7 Spot The Kinks
Taissa Farmiga's character in the first season of the show was interesting, to say the least. She was as human as it gets, and she provided spot-on representation for every struggling teenager out there. Up until the point where she fell in love with a murderous ghost, that is.
Violet's style was pretty spot-on at showcasing the character's uniqueness, with subtle references to bands and music. For instance, in the first Halloween episode, she is seen wearing a skirt with a pattern that is the cover art for The Kinks' 1984 album, "Word of Mouth".
6 Witchy Foreshadowing
Fans couldn't be happier with Ryan Murphy's decision to keep the cast members around throughout the seasons, even though they were consistently playing different characters. This was probably his idea from the beginning since he was very keen on using foreshadowing in the most cunning ways.
One of these ways was through costumes, of course. For example, in a scene where Ben and Tate meet for coffee, and Ben notices a little girl dressed as a witch, Tate asks him if the girl reminds him of Violeta. Taissa Farmiga would go on to play a witch on the third season of the show, Coven.
5 A Hollywood Dream
It's always very common for costume designers to try and convey some of the essences of a show's character through their clothes in a way that reflects parts of who they are, their stories, their ambitions, and aspirations. Perhaps the best example out of all the characters in Murder House is that of Constance Langdon.

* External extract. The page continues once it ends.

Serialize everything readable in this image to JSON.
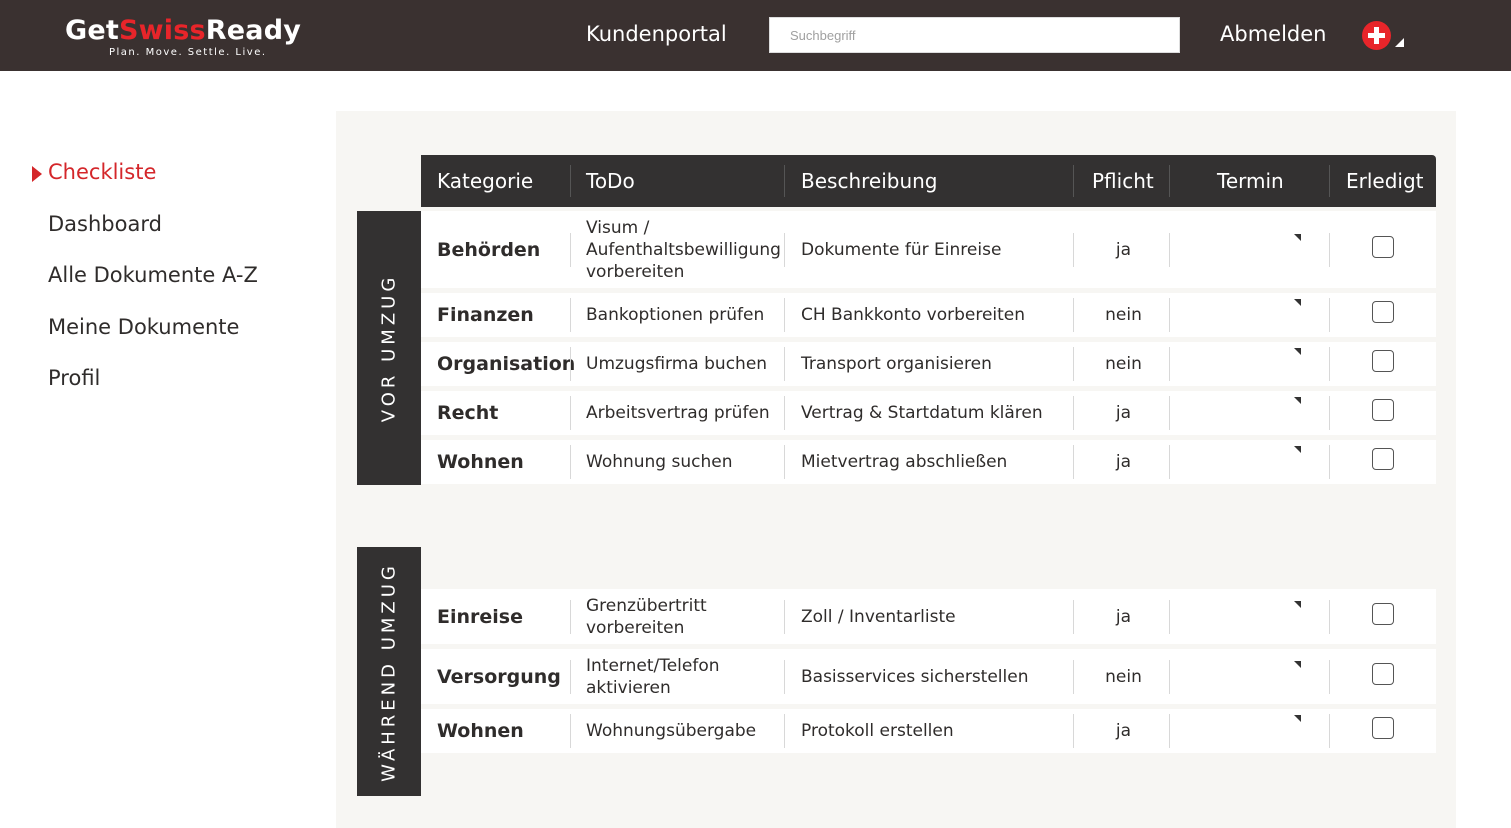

She knows, and everybody knows, that she is a failed actress and, later, a murderer and alcoholic. However, the memories of who she once was and, most importantly, dreamed to be, are always present in her old Hollywood style garments and accessories. Constance will always long to be that person, and there's a part of her that can't let that go.

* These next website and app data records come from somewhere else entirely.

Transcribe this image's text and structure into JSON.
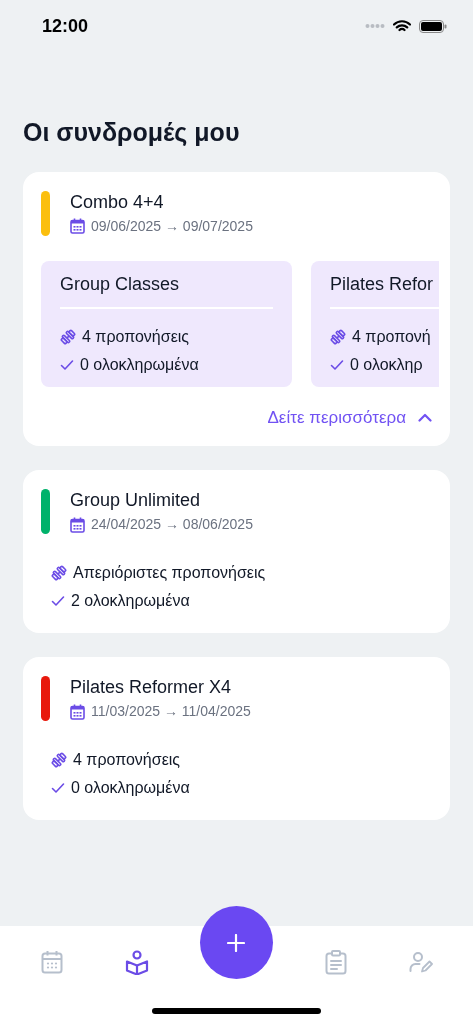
{
  "status_bar": {
    "time": "12:00"
  },
  "title": "Οι συνδρομές μου",
  "subscriptions": [
    {
      "name": "Combo 4+4",
      "color": "#fbbf0f",
      "dates": "09/06/2025 → 09/07/2025",
      "packages": [
        {
          "name": "Group Classes",
          "sessions": "4 προπονήσεις",
          "completed": "0 ολοκληρωμένα"
        },
        {
          "name": "Pilates Refor",
          "sessions": "4 προπονή",
          "completed": "0 ολοκληρ"
        }
      ],
      "more_link": {
        "label": "Δείτε περισσότερα",
        "expanded": true
      }
    },
    {
      "name": "Group Unlimited",
      "color": "#00b26b",
      "dates": "24/04/2025 → 08/06/2025",
      "sessions": "Απεριόριστες προπονήσεις",
      "completed": "2 ολοκληρωμένα"
    },
    {
      "name": "Pilates Reformer X4",
      "color": "#e8190c",
      "dates": "11/03/2025 → 11/04/2025",
      "sessions": "4 προπονήσεις",
      "completed": "0 ολοκληρωμένα"
    }
  ],
  "tab_bar": [
    {
      "kind": "calendar",
      "selected": false
    },
    {
      "kind": "book",
      "selected": true
    },
    {
      "kind": "add",
      "selected": false
    },
    {
      "kind": "clipboard",
      "selected": false
    },
    {
      "kind": "user-edit",
      "selected": false
    }
  ]
}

4 Moody Elements
Well, let's face it - American Horror Story isn't a happy series. It wasn't meant to be, and honestly, can we expect anything else from a show that has the word horror in the title? Nope. And the first season of the show was an experimental season, where the showrunners were clearly finding what they wanted for the show along the way.
Murder House explores a very classic type of horror reminiscent of every mainstream horror movie out there, which is why moody elements were chosen not only for the set but the character's outfit choices as well.

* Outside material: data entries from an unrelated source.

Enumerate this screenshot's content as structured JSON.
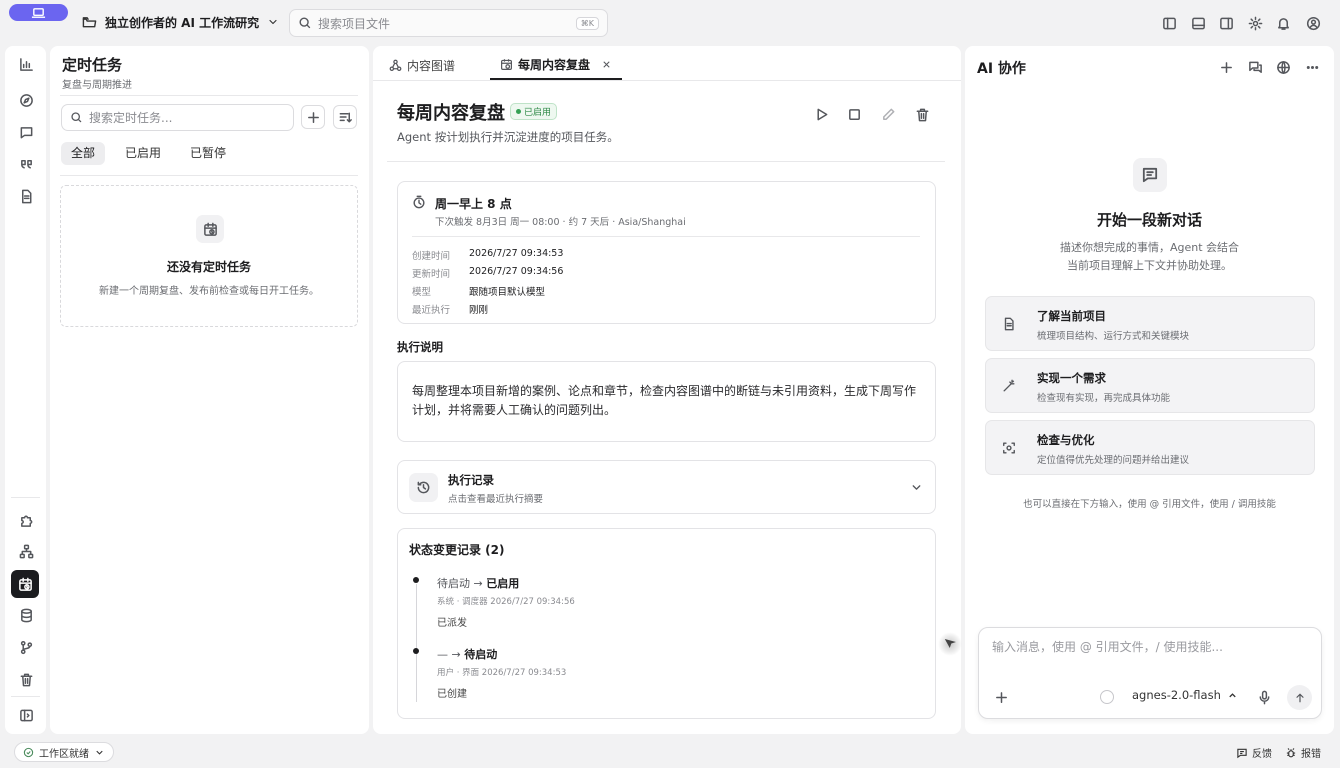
{
  "topbar": {
    "project_name": "独立创作者的 AI 工作流研究",
    "search_placeholder": "搜索项目文件",
    "search_shortcut": "⌘K"
  },
  "tasks": {
    "title": "定时任务",
    "subtitle": "复盘与周期推进",
    "search_placeholder": "搜索定时任务...",
    "filters": [
      "全部",
      "已启用",
      "已暂停"
    ],
    "empty_title": "还没有定时任务",
    "empty_desc": "新建一个周期复盘、发布前检查或每日开工任务。"
  },
  "detail": {
    "tabs": [
      "内容图谱",
      "每周内容复盘"
    ],
    "title": "每周内容复盘",
    "status": "已启用",
    "description": "Agent 按计划执行并沉淀进度的项目任务。",
    "schedule": {
      "title": "周一早上 8 点",
      "next_run": "下次触发 8月3日 周一 08:00 · 约 7 天后 · Asia/Shanghai"
    },
    "meta": [
      {
        "key": "创建时间",
        "value": "2026/7/27 09:34:53"
      },
      {
        "key": "更新时间",
        "value": "2026/7/27 09:34:56"
      },
      {
        "key": "模型",
        "value": "跟随项目默认模型"
      },
      {
        "key": "最近执行",
        "value": "刚刚"
      }
    ],
    "exec_label": "执行说明",
    "exec_text": "每周整理本项目新增的案例、论点和章节，检查内容图谱中的断链与未引用资料，生成下周写作计划，并将需要人工确认的问题列出。",
    "log_title": "执行记录",
    "log_sub": "点击查看最近执行摘要",
    "state_title": "状态变更记录 (2)",
    "state_changes": [
      {
        "from": "待启动",
        "arrow": "→",
        "to": "已启用",
        "meta": "系统 · 调度器  2026/7/27 09:34:56",
        "note": "已派发"
      },
      {
        "from": "—",
        "arrow": "→",
        "to": "待启动",
        "meta": "用户 · 界面  2026/7/27 09:34:53",
        "note": "已创建"
      }
    ]
  },
  "ai": {
    "title": "AI 协作",
    "heading": "开始一段新对话",
    "desc_line1": "描述你想完成的事情，Agent 会结合",
    "desc_line2": "当前项目理解上下文并协助处理。",
    "suggestions": [
      {
        "title": "了解当前项目",
        "desc": "梳理项目结构、运行方式和关键模块"
      },
      {
        "title": "实现一个需求",
        "desc": "检查现有实现，再完成具体功能"
      },
      {
        "title": "检查与优化",
        "desc": "定位值得优先处理的问题并给出建议"
      }
    ],
    "hint": "也可以直接在下方输入，使用 @ 引用文件，使用 / 调用技能",
    "input_placeholder": "输入消息，使用 @ 引用文件，/ 使用技能...",
    "model": "agnes-2.0-flash"
  },
  "statusbar": {
    "workspace": "工作区就绪",
    "feedback": "反馈",
    "report": "报错"
  }
}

3 Less Color Is Good Color
On a similar note as the moody elements, you'll notice that color isn't really a thing on the first season of American Horror Story. Constance's character aside, all the costumes worn by the rest of the cast don't seem to deviate from the grey, dark, black palette, which is the staple of the season.
This is purposefully to add to the mood and theme of the season, making audiences feel consistently uncomfortable, and finding it hard to encounter any splash of color that can be associated with happier feelings.
2 All That Rubber Isn't Nice
Who can forget about one of the most iconic characters to be featured on the first season of the show, and that has made yet another appearance in the most recent installment? Yup, Rubber Man is quite unforgettable, mostly because he was...well...dressed in a full-body rubber suit.
Evan Peters might not be as into the character as we are, though. The actor has admitted that putting on the suit was extremely uncomfortable and painful since he had to lube up for it. Plus, it was quite thin and chilly. It doesn't sound like much fun!
1 The Evolution Starts Here
The best thing about analyzing the costumes of the show's first season is realizing how the evolution began. As we've mentioned before, Murder House adopted a very dark and muted color scheme which, curiously enough, was carried out through the following seasons of the show - Asylum and Coven.
The experimentation with Constance's costumes is also a nice preview of what fans could expect from Freak Show and the seasons to follow, which slowly but steadily adopted their own style, without running away from the essence of the show.